Many quit because their exercise programs don’t deliver quick, visible results, he said, or because they overexert themselves.

Cushman said she thinks the biggest factor, though, is the weather. When sunny skies and warm temperatures compete for exercise time, indoor equipment often loses out, she said.

Several people said the real challenge is keeping new members — and their membership fees — coming back all year long. To combat the decline and compete with other gyms, fitness clubs play up their strengths and focus on their target members.

Sara Milstein, chief marketing officer at the Y of Central Maryland, said she thinks the Y’s all-encompassing approach sets the center apart from other gyms and defines the target audience as people looking for a broader spectrum of services than just exercise.

That tactic means the Y doesn’t see as great a spike in January memberships — only about a 10 to 12 percent increase, Milstein said — as other clubs that market to the New Year’s crowd.
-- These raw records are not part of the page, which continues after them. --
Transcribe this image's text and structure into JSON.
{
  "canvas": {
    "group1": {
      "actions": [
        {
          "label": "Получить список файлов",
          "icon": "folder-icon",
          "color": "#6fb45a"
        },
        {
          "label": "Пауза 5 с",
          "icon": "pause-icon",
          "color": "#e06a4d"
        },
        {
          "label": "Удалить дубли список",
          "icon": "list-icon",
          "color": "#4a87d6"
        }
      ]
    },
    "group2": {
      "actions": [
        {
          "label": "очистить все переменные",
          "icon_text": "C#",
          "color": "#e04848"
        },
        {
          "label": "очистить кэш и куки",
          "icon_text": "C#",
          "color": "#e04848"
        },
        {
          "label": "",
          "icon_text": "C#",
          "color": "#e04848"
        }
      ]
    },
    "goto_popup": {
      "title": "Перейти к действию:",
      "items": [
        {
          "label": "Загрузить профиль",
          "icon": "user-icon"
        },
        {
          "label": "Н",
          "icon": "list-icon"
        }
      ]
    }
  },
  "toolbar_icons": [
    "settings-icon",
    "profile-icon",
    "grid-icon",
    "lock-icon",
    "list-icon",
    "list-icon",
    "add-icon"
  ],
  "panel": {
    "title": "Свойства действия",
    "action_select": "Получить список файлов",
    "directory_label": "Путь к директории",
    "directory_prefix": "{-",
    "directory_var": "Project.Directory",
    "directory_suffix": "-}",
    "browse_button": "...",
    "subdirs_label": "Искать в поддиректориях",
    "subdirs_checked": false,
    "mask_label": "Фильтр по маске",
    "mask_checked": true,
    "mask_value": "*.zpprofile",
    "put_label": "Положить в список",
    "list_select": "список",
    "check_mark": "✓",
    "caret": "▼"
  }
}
Conversely, she said, the Y doesn’t experience drastic membership reductions a few months later.

“An exercise machine is an exercise machine is an exercise machine,” Milstein said. “You can get that anywhere. I think that our members stick with us largely because here, exercise isn’t an end in and of itself. We work really hard to engage our members and participants so that it’s really about a relationship.”

Everyone agrees the challenge is getting people to commit to their new exercise or wellness habits for the long haul.

Staff at the MAC said they tackle that problem by emphasizing goal-setting.

That strategy has a lot of potential, according to UMBC’s DiClemente.

“What’s got to happen is where the incentive is not, ‘Oh, [membership] is discounted,’” DiClemente said. “The incentive has to be, ‘Oh, I’m feeling better and looking better, and this is really good for me.’ So building a program that gives people early success, as well as some early rewards, is really the best way to do it.”

DiClemente, who is also the director of the HABITS Lab at UMBC, which researches health and addictive behaviors, said starting slow can help retain members, because then they don’t overexert themselves or get scared off by intense initial sessions. Several gym owners said they’ve noticed that issue and are working to address it.

“Obviously, we’re in the business of new memberships, but we’ve found in the last couple of years that the way to get people to come in and be part of your organization is to start smaller, like with an introduction program,” Nevins said. “A lot of people are intimidated or think they need to get fit before they join a health club.”

To ease those fears, the MAC offers a 60-day program for beginners or “the percentage of the population that does not see themselves as card-carrying members of a health club,” Nevins said.

Other fitness clubs also offer introductory classes for beginners. But once people learn to enjoy exercise, they need variety, Cushman said.

At Meadow Mill, squash — a racket sport — is a popular and defining offering, Cushman said.

“Some people are just not into exercise,” Cushman said. “That’s why you have to have a variety of exercise classes so hopefully you can hit upon a couple things someone would enjoy. … And that’s where squash comes in. We offer free access to the courts and free lessons to members to learn the game, because we know that once they start playing, they’ll really enjoy it.”